But seriously folks, how about a little more appreciation of the Hunx and his Punx video?

Buster said...

By the way, the number of prose problems in the response above (e.g., using "levy" instead of "level", misplaced long dashes, failure to break paragraphs, etc.) can be directly attributed to lack of sleep. I hope, however, that my sentiment and thoughts are clear and I humbly beg forgiveness for the ugly writing.

MasterGote said...

OMG, I got so excited, I forgot to register my love for Hunx and his Punx. As someone said in some movie, he's H-O-T-T-hot.

rootlesscosmo said...

I got it backwards first time around--watched the Courage video with the Hunx audio track. No, honest mistake. Interesting result though. The Spektor audio I couldn't finish--that choking melisma on "heart" makes me want to break things.

I think one point in your original post deserves further discussion: what is "the task at hand," and how do we know? Gloomy Bernsteinian that I am, I'm not quite so ready to dismiss bending the cage bars as not worth the (very considerable) effort; sure, I'd like to see them broken, especially if that would prevent the government of my country from committing murder, but I despair of actually achieving this.

Buster said...

Rootless, that is a good question, and is it just a dodge to say that "the task at hand" is something that is worked out in movement?

Yeah, it is.

I guess my answer is that the task is to think seriously about how the coming economic and political transformations will and can affect the possibilities for the myriad ways in which we can structure our intimate and personal lives. In my dream world (a nice place, I swear!), Obama would have someone like Anna Marie Smith as an advisor on LGBT issues and be thinking critically about these things. But all indications are that he thinks that repealing "Don't Ask, Don't Tell" is the end of queer civil rights (a troubling phrase if ever there were one--Shane Phelan talks about this). Ultimately, my point is simple. I wish that people would think about these things rather than retreat farther and farther into reactionary family values, however it may be re-packaged.

As to your gloomy Bernsteinism, I certainly agree that bending the bars is better than hardening them. Whether this happens without some people saying, "Fuck your cages"--I just don't know. Mosse's conclusion is worth reading as it is extremely balanced on this question. Also worth reading is Mari Jo Buhle's chapter on sexual emancipation in Women and American Socialism. I know I'm being a total historian-snob for saying this, but if people read their history, I think they'd be amazed by the "re-run effect." At least I am.

There's a rambling response that answers none of your questions, my friend.

Maybe I'm still distracted by the loss of Kiernan and Salih.
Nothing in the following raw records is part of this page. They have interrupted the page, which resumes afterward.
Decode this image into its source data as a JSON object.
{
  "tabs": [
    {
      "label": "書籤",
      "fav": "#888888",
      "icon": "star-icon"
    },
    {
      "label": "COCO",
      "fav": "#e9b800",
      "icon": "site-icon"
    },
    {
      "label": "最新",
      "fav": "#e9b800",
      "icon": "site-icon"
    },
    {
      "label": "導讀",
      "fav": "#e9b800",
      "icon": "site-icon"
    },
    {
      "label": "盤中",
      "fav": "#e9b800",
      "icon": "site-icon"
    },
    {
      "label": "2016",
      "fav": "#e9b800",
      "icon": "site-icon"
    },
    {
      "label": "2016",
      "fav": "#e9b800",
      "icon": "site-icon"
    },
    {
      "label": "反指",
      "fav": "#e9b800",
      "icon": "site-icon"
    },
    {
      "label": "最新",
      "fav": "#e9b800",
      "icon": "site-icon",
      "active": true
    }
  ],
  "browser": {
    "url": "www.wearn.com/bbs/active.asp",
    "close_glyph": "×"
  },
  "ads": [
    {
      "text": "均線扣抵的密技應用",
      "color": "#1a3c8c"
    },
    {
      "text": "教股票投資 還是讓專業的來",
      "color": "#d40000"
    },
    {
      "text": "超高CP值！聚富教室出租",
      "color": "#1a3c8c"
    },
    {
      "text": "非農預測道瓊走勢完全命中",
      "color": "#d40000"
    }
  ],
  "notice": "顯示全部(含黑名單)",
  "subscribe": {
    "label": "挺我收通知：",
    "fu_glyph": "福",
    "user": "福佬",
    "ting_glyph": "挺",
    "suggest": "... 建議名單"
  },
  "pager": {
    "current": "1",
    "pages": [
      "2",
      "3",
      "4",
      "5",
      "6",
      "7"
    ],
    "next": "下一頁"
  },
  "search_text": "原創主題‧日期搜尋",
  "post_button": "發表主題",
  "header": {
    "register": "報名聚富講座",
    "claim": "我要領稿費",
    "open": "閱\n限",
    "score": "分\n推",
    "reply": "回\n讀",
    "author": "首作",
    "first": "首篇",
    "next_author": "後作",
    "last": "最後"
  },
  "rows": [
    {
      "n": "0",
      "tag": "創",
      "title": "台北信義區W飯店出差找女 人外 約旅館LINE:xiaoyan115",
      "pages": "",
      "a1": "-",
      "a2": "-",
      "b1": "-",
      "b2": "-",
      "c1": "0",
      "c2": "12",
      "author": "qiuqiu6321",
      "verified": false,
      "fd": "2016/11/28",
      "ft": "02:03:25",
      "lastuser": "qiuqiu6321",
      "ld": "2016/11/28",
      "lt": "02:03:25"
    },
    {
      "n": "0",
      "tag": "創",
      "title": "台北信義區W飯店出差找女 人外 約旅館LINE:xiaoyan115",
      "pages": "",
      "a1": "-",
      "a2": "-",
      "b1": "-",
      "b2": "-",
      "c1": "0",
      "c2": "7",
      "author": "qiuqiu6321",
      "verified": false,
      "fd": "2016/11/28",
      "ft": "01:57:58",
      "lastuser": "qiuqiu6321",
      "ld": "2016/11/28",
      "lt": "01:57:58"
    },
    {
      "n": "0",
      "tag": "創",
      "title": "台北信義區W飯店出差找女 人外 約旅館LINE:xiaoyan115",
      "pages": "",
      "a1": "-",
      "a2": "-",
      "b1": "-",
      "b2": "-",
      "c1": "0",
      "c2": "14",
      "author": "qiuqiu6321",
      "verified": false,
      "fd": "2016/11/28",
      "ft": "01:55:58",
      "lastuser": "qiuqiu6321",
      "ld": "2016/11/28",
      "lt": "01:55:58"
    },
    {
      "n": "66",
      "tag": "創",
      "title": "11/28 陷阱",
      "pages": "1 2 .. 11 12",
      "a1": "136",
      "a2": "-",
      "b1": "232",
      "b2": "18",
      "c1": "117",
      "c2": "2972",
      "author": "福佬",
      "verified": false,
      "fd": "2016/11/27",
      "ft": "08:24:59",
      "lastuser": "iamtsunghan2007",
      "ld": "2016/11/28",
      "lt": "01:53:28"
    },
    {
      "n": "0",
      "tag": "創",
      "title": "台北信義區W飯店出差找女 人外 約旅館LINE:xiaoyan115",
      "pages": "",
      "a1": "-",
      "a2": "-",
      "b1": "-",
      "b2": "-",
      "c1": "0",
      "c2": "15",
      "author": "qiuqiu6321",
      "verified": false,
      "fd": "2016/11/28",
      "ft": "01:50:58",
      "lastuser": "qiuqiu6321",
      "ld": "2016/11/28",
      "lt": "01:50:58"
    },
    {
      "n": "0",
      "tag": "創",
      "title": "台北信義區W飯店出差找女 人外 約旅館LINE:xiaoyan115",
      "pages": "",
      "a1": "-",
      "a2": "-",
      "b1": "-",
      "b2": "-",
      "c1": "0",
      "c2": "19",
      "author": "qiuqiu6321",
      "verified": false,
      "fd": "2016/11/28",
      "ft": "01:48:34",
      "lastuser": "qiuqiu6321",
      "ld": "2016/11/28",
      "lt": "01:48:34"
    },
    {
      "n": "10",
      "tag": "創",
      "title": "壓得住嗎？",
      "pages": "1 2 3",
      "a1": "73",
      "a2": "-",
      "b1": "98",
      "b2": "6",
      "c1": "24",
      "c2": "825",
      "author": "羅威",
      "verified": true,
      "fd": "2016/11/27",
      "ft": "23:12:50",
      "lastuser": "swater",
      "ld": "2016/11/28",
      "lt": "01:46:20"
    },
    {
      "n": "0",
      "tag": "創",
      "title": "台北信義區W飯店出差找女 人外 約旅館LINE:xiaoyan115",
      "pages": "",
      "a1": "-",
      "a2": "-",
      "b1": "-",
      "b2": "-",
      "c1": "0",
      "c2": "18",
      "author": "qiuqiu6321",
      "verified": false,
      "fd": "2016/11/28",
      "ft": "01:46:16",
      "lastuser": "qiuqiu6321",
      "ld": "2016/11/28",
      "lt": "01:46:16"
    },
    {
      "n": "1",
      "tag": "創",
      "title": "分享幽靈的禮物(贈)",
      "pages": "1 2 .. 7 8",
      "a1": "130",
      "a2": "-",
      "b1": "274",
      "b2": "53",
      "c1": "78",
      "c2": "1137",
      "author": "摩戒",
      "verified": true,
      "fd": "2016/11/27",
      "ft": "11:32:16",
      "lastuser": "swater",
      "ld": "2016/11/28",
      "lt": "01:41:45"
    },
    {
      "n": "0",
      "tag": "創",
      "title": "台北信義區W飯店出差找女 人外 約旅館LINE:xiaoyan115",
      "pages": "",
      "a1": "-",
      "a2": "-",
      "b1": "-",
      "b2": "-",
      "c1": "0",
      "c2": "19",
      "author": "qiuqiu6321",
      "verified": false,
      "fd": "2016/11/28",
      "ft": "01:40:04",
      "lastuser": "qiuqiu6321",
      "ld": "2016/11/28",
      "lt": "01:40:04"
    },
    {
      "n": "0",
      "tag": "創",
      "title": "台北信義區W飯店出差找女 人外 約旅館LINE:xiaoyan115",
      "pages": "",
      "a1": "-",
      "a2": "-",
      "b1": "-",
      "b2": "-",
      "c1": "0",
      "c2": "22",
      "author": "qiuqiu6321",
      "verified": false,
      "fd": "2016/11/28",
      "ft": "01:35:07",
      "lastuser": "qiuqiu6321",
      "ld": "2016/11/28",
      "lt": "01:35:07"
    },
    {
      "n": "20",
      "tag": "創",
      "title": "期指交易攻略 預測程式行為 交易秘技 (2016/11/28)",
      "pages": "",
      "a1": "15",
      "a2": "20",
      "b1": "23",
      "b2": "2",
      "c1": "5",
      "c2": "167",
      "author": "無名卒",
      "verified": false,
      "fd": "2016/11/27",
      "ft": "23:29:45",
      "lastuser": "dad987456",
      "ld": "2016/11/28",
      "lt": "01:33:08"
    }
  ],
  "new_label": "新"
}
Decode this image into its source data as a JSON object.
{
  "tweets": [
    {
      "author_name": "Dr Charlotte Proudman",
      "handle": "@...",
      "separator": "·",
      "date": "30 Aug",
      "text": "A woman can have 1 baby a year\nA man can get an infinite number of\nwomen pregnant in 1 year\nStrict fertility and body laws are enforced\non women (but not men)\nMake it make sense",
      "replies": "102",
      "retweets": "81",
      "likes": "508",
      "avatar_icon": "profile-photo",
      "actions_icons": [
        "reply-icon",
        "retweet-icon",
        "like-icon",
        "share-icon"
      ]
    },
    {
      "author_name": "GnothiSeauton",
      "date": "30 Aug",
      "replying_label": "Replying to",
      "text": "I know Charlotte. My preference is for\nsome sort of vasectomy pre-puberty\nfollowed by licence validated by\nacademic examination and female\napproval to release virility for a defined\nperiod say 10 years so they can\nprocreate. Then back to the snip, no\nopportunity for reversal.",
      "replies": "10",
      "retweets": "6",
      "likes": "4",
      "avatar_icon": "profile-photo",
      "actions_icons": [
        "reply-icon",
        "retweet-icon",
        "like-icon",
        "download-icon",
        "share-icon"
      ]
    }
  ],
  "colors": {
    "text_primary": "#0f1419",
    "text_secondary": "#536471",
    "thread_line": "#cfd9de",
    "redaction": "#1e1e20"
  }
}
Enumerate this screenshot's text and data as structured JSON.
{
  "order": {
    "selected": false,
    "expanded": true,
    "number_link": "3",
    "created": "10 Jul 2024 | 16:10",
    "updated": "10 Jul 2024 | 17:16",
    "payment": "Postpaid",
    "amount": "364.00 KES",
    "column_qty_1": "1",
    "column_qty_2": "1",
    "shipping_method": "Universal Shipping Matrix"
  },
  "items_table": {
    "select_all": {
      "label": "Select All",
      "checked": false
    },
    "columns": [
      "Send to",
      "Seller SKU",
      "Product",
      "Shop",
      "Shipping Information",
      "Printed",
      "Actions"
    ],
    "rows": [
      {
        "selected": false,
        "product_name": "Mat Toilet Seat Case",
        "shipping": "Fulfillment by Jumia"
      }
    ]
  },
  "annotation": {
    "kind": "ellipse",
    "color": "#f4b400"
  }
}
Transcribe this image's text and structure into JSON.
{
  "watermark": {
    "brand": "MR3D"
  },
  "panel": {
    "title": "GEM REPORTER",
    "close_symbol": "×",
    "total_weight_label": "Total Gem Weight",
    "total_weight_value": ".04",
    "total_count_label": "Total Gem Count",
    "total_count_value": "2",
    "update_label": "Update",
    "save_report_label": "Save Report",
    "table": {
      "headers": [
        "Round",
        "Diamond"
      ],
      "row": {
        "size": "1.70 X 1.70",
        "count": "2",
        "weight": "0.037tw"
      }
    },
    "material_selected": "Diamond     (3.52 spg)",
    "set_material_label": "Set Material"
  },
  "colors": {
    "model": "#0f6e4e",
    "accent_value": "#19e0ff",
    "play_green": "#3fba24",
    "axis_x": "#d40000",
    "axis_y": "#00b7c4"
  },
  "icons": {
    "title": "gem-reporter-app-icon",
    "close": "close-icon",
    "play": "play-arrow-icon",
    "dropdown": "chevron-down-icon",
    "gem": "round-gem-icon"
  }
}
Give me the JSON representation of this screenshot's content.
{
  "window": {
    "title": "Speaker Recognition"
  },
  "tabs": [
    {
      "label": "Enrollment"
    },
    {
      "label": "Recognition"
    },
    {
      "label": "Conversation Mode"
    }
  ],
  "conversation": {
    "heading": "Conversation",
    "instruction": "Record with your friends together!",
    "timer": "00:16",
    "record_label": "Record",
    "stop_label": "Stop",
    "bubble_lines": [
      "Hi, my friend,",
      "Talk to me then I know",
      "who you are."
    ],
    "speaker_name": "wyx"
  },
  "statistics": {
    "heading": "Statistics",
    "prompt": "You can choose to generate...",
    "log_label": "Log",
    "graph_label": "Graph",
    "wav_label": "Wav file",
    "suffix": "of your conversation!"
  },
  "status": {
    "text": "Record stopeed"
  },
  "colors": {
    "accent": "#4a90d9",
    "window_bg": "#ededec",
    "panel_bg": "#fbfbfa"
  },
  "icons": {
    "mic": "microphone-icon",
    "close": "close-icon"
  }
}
I spent all night last night re-reading their books.

rootlesscosmo said...

I hope the term "obscene hybrid" in my lsdt comment didn't set off alarms. I was thinking along the lines of a cross between Henry Kissinger and a cane toad. Taking ballet lessons.